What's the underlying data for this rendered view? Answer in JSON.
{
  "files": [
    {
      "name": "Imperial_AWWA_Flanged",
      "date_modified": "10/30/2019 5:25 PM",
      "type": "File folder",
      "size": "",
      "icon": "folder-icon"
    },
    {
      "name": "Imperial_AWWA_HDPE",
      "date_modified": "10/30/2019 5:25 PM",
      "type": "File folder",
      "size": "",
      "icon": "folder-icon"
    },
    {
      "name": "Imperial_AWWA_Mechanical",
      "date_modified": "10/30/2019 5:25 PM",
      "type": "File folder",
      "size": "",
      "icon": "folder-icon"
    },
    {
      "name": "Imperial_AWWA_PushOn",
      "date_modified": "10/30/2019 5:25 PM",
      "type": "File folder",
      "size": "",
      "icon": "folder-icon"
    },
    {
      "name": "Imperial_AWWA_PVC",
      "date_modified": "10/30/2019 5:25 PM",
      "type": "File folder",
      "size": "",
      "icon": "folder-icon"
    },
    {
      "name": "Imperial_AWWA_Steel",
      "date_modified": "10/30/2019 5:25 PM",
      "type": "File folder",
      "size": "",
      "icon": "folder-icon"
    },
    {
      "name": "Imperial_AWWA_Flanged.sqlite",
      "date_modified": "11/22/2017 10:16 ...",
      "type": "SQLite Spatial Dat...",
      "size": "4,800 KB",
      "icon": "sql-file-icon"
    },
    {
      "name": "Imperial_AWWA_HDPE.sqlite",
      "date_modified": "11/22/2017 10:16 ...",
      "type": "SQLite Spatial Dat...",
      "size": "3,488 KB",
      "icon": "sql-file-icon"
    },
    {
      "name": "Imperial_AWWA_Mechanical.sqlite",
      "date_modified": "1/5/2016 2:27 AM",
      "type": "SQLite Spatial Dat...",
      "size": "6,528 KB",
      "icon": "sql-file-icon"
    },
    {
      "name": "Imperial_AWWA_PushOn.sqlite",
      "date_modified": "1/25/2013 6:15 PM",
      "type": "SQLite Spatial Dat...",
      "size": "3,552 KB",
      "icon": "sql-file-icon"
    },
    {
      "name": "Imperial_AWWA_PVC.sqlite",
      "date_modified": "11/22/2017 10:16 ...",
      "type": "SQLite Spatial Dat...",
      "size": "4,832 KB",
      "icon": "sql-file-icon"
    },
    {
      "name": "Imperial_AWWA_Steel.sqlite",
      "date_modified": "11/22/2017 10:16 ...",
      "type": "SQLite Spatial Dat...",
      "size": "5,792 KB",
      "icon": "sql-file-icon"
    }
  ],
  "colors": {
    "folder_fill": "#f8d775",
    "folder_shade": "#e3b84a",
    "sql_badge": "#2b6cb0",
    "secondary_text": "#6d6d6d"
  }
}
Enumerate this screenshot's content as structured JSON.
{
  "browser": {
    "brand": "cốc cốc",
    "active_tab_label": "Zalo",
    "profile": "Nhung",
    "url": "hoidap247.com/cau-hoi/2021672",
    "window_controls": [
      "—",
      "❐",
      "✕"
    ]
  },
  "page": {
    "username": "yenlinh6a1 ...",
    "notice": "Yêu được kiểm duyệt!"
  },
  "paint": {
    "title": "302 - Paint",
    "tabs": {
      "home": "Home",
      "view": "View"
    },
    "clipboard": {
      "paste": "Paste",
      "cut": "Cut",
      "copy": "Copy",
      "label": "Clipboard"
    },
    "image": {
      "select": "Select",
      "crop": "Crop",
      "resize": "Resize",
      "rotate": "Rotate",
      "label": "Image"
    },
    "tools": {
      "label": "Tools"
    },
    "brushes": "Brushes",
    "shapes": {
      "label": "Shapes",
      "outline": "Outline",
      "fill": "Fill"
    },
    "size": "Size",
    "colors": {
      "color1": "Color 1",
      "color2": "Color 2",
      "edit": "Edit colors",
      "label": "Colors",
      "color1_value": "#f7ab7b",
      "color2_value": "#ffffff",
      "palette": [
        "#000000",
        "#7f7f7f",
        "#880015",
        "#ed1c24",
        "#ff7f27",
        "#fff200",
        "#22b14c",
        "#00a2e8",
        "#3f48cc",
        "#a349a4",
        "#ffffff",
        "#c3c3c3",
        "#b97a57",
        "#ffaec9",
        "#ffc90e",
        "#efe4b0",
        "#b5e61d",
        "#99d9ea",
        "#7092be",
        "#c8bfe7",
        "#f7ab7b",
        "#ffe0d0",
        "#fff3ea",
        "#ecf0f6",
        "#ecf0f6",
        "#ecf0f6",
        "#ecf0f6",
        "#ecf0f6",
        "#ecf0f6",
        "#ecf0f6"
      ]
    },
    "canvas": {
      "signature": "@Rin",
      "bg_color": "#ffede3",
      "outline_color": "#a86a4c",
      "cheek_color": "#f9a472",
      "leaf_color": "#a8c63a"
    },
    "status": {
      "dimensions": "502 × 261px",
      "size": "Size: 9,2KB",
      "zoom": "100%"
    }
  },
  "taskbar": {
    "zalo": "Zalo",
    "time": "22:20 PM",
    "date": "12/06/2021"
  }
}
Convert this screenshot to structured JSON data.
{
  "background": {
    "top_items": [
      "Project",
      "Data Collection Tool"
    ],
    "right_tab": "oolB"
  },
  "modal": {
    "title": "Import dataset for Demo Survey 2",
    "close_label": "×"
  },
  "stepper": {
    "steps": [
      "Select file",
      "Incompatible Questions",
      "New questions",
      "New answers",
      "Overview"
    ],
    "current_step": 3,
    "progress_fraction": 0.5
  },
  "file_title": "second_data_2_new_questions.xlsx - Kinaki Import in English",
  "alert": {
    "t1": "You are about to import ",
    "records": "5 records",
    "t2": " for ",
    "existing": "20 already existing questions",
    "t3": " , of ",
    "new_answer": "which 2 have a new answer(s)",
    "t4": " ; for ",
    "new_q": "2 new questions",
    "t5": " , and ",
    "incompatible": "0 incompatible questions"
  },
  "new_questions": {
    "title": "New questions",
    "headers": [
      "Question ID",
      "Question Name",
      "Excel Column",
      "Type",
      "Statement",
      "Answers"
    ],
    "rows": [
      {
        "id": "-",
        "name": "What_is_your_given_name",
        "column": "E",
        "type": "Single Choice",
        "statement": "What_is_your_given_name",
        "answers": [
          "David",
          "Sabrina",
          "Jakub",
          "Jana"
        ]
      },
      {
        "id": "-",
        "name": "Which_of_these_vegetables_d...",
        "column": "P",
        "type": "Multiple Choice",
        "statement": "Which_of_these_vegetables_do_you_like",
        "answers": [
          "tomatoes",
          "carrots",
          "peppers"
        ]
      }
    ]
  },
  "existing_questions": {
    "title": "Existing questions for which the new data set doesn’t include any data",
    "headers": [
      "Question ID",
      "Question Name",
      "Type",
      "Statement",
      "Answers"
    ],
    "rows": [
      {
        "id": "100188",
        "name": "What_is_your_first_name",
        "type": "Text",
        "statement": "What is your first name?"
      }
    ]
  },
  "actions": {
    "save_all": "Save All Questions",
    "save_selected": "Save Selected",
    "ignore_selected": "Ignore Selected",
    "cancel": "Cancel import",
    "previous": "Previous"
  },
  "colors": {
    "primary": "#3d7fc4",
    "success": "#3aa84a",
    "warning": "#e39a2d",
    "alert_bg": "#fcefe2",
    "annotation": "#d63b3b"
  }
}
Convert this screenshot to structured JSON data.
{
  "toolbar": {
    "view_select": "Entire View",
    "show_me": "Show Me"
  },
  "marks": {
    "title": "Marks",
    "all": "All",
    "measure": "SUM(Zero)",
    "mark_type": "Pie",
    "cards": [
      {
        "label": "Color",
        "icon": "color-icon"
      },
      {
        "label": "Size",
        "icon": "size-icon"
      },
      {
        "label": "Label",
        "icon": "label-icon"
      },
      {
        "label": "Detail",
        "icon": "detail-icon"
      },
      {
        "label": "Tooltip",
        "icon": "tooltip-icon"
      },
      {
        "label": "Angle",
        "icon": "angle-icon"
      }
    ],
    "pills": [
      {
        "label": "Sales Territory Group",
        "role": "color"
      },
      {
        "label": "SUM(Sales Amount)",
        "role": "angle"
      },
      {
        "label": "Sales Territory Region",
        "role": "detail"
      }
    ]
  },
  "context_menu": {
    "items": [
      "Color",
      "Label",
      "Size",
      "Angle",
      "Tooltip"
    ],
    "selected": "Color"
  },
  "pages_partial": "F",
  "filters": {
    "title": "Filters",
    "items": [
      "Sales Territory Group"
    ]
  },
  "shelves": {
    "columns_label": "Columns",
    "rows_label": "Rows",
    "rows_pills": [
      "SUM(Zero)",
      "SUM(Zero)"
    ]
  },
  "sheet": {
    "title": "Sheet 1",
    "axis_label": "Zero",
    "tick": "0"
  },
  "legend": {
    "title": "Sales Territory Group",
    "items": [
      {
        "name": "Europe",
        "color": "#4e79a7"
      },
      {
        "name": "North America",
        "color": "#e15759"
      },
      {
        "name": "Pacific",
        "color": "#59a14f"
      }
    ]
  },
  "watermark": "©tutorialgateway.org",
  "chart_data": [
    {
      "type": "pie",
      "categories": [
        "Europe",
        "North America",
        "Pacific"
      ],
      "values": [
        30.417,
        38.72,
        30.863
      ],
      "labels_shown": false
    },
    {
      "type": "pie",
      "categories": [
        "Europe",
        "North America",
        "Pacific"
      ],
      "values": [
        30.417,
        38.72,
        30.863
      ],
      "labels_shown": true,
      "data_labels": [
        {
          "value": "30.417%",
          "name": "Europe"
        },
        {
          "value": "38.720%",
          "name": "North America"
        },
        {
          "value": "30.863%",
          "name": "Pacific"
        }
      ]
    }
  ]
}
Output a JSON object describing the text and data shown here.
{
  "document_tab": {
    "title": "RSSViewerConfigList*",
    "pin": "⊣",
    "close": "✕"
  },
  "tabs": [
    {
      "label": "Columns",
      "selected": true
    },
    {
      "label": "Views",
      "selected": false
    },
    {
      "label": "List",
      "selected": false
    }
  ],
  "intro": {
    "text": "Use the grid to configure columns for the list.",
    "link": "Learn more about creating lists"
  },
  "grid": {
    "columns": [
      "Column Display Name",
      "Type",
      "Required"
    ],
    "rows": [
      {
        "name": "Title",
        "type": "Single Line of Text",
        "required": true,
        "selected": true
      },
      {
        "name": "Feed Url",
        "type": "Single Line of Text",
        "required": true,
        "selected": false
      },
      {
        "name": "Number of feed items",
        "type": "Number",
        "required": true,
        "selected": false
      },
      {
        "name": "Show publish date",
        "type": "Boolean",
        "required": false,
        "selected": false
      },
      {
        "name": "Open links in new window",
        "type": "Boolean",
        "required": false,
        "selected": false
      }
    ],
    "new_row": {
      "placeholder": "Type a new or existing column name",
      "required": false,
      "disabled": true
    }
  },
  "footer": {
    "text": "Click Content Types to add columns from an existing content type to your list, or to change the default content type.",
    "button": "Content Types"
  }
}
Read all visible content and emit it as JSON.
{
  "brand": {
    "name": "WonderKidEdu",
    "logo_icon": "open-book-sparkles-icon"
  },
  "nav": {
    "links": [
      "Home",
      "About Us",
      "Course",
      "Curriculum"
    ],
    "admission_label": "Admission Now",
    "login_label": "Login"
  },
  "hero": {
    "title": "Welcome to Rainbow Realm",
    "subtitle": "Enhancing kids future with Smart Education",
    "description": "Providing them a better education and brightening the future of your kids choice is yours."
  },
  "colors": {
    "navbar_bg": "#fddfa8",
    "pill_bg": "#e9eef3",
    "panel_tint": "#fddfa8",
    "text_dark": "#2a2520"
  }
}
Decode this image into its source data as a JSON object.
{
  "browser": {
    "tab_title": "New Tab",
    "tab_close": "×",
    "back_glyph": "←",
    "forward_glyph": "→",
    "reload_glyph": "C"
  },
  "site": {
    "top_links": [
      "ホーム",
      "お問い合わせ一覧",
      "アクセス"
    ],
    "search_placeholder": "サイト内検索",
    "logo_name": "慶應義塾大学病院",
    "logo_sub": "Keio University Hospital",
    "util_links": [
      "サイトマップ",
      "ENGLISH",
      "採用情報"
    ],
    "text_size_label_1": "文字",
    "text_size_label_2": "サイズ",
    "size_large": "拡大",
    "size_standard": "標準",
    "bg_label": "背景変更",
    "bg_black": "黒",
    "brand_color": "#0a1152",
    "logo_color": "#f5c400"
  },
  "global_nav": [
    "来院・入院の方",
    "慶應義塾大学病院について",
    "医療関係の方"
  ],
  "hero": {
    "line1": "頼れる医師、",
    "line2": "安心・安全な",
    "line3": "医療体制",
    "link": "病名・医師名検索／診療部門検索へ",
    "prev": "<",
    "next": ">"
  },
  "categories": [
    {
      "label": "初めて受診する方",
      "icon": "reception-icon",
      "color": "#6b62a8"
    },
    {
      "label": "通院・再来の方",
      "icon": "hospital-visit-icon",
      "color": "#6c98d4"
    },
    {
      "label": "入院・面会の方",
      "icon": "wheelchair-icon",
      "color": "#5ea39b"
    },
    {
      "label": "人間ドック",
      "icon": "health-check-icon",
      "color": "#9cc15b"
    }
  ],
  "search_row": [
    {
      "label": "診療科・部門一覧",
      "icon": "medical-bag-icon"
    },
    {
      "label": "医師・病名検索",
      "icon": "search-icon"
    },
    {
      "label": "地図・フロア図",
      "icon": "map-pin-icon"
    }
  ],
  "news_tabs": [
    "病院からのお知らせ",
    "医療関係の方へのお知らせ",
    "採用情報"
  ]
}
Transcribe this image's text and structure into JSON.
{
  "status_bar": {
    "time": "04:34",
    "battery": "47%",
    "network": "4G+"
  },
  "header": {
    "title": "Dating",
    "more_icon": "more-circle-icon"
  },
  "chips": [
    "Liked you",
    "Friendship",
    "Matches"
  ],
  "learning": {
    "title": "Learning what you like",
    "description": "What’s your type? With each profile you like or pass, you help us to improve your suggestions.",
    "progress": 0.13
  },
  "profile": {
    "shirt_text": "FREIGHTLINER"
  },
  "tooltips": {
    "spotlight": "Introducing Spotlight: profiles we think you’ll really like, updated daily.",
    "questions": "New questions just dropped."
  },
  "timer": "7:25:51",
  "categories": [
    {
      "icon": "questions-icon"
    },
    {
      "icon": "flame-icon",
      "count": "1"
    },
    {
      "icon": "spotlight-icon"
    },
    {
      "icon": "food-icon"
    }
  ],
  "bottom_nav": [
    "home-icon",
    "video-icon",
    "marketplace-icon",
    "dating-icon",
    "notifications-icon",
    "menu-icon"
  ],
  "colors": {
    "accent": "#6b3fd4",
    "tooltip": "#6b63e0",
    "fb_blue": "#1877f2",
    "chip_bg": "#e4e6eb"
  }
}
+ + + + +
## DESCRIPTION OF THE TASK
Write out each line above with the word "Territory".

## THE COMPLETED TASK
        "label": "Sales Territory Group",
        "label": "Sales Territory Region",
      "Sales Territory Group"
    "title": "Sales Territory Group",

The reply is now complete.